Data for this task »
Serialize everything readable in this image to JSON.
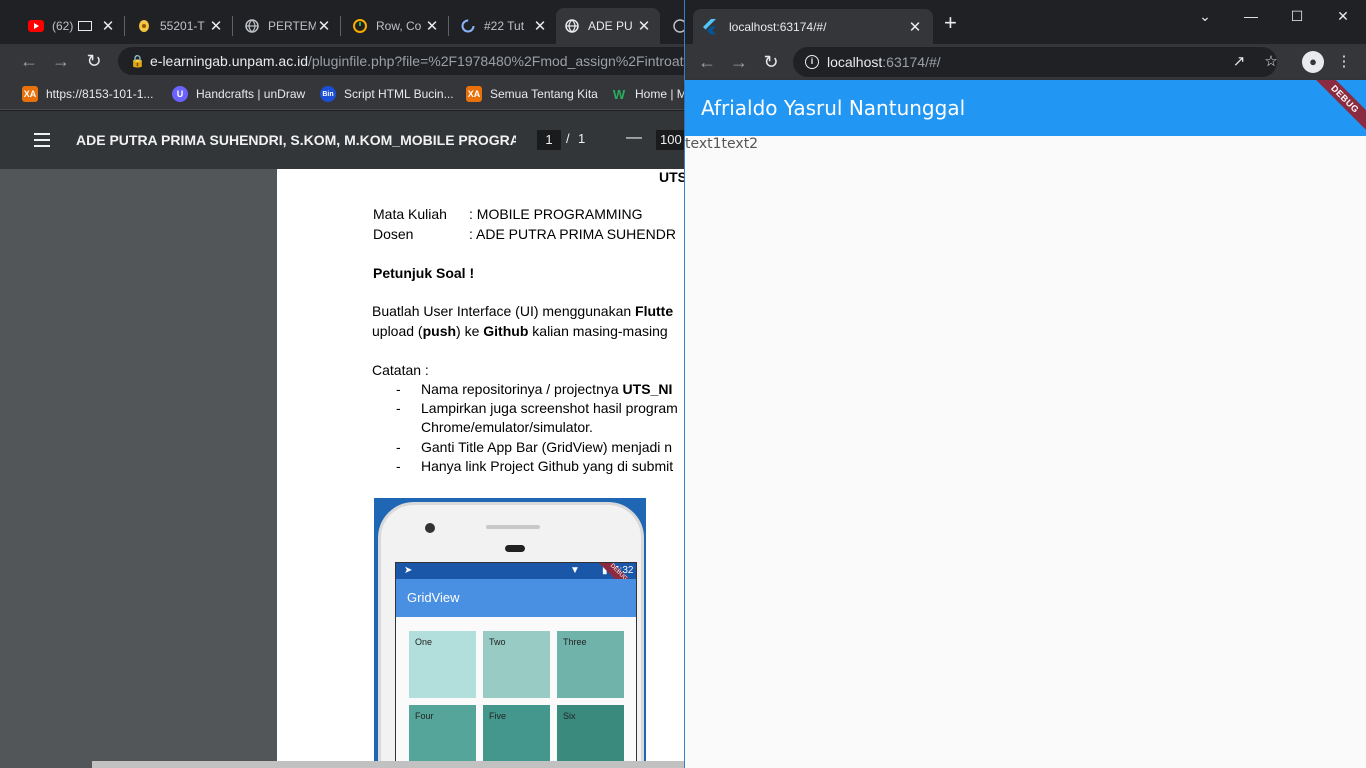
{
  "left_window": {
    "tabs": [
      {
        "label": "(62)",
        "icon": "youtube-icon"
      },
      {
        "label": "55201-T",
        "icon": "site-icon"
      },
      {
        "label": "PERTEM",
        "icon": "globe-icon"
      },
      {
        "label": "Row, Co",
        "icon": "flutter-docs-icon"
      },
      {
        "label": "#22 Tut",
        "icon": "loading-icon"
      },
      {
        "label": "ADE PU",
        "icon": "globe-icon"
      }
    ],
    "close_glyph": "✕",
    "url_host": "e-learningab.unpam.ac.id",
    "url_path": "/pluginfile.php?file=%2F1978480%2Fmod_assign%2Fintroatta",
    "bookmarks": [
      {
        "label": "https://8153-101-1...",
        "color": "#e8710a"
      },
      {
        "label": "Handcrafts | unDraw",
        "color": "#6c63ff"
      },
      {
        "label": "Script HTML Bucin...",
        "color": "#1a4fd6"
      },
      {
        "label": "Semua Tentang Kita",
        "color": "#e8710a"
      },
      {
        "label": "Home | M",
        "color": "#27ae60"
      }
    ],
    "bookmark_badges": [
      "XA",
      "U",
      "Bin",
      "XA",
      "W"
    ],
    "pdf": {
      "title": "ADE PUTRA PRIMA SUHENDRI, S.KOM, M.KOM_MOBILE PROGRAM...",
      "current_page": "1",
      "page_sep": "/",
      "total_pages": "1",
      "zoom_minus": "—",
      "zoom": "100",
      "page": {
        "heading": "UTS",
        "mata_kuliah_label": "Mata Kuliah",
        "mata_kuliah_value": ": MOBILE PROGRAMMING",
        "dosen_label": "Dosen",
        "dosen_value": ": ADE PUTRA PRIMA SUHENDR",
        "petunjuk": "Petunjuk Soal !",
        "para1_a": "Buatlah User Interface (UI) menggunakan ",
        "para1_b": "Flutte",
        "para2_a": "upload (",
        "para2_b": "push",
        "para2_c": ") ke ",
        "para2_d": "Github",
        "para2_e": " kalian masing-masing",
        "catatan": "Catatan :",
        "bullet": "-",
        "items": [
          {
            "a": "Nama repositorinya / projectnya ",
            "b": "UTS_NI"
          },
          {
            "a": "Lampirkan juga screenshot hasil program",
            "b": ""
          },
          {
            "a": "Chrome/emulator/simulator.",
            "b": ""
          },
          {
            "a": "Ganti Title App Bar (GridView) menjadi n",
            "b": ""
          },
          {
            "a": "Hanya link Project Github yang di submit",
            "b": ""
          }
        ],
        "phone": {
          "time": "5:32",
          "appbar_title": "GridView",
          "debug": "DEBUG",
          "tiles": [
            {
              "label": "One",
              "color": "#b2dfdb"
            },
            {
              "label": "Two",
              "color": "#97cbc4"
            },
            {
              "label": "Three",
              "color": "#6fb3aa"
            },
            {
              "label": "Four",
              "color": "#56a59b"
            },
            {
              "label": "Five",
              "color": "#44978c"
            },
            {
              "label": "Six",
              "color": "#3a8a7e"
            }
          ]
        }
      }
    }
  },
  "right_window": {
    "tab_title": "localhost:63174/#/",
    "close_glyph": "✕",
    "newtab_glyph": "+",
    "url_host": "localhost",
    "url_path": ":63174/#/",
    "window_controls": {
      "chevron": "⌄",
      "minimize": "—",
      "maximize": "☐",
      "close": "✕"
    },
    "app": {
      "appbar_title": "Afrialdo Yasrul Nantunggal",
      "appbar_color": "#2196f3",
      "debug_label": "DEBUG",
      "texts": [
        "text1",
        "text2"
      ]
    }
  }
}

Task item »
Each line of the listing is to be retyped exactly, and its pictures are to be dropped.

Written solution »
Serialize everything readable in this image to JSON.
{
  "left_window": {
    "tabs": [
      {
        "label": "(62)",
        "icon": "youtube-icon"
      },
      {
        "label": "55201-T",
        "icon": "site-icon"
      },
      {
        "label": "PERTEM",
        "icon": "globe-icon"
      },
      {
        "label": "Row, Co",
        "icon": "flutter-docs-icon"
      },
      {
        "label": "#22 Tut",
        "icon": "loading-icon"
      },
      {
        "label": "ADE PU",
        "icon": "globe-icon"
      }
    ],
    "close_glyph": "✕",
    "url_host": "e-learningab.unpam.ac.id",
    "url_path": "/pluginfile.php?file=%2F1978480%2Fmod_assign%2Fintroatta",
    "bookmarks": [
      {
        "label": "https://8153-101-1...",
        "color": "#e8710a"
      },
      {
        "label": "Handcrafts | unDraw",
        "color": "#6c63ff"
      },
      {
        "label": "Script HTML Bucin...",
        "color": "#1a4fd6"
      },
      {
        "label": "Semua Tentang Kita",
        "color": "#e8710a"
      },
      {
        "label": "Home | M",
        "color": "#27ae60"
      }
    ],
    "bookmark_badges": [
      "XA",
      "U",
      "Bin",
      "XA",
      "W"
    ],
    "pdf": {
      "title": "ADE PUTRA PRIMA SUHENDRI, S.KOM, M.KOM_MOBILE PROGRAM...",
      "current_page": "1",
      "page_sep": "/",
      "total_pages": "1",
      "zoom_minus": "—",
      "zoom": "100",
      "page": {
        "heading": "UTS",
        "mata_kuliah_label": "Mata Kuliah",
        "mata_kuliah_value": ": MOBILE PROGRAMMING",
        "dosen_label": "Dosen",
        "dosen_value": ": ADE PUTRA PRIMA SUHENDR",
        "petunjuk": "Petunjuk Soal !",
        "para1_a": "Buatlah User Interface (UI) menggunakan ",
        "para1_b": "Flutte",
        "para2_a": "upload (",
        "para2_b": "push",
        "para2_c": ") ke ",
        "para2_d": "Github",
        "para2_e": " kalian masing-masing",
        "catatan": "Catatan :",
        "bullet": "-",
        "items": [
          {
            "a": "Nama repositorinya / projectnya ",
            "b": "UTS_NI"
          },
          {
            "a": "Lampirkan juga screenshot hasil program",
            "b": ""
          },
          {
            "a": "Chrome/emulator/simulator.",
            "b": ""
          },
          {
            "a": "Ganti Title App Bar (GridView) menjadi n",
            "b": ""
          },
          {
            "a": "Hanya link Project Github yang di submit",
            "b": ""
          }
        ],
        "phone": {
          "time": "5:32",
          "appbar_title": "GridView",
          "debug": "DEBUG",
          "tiles": [
            {
              "label": "One",
              "color": "#b2dfdb"
            },
            {
              "label": "Two",
              "color": "#97cbc4"
            },
            {
              "label": "Three",
              "color": "#6fb3aa"
            },
            {
              "label": "Four",
              "color": "#56a59b"
            },
            {
              "label": "Five",
              "color": "#44978c"
            },
            {
              "label": "Six",
              "color": "#3a8a7e"
            }
          ]
        }
      }
    }
  },
  "right_window": {
    "tab_title": "localhost:63174/#/",
    "close_glyph": "✕",
    "newtab_glyph": "+",
    "url_host": "localhost",
    "url_path": ":63174/#/",
    "window_controls": {
      "chevron": "⌄",
      "minimize": "—",
      "maximize": "☐",
      "close": "✕"
    },
    "app": {
      "appbar_title": "Afrialdo Yasrul Nantunggal",
      "appbar_color": "#2196f3",
      "debug_label": "DEBUG",
      "texts": [
        "text1",
        "text2"
      ]
    }
  }
}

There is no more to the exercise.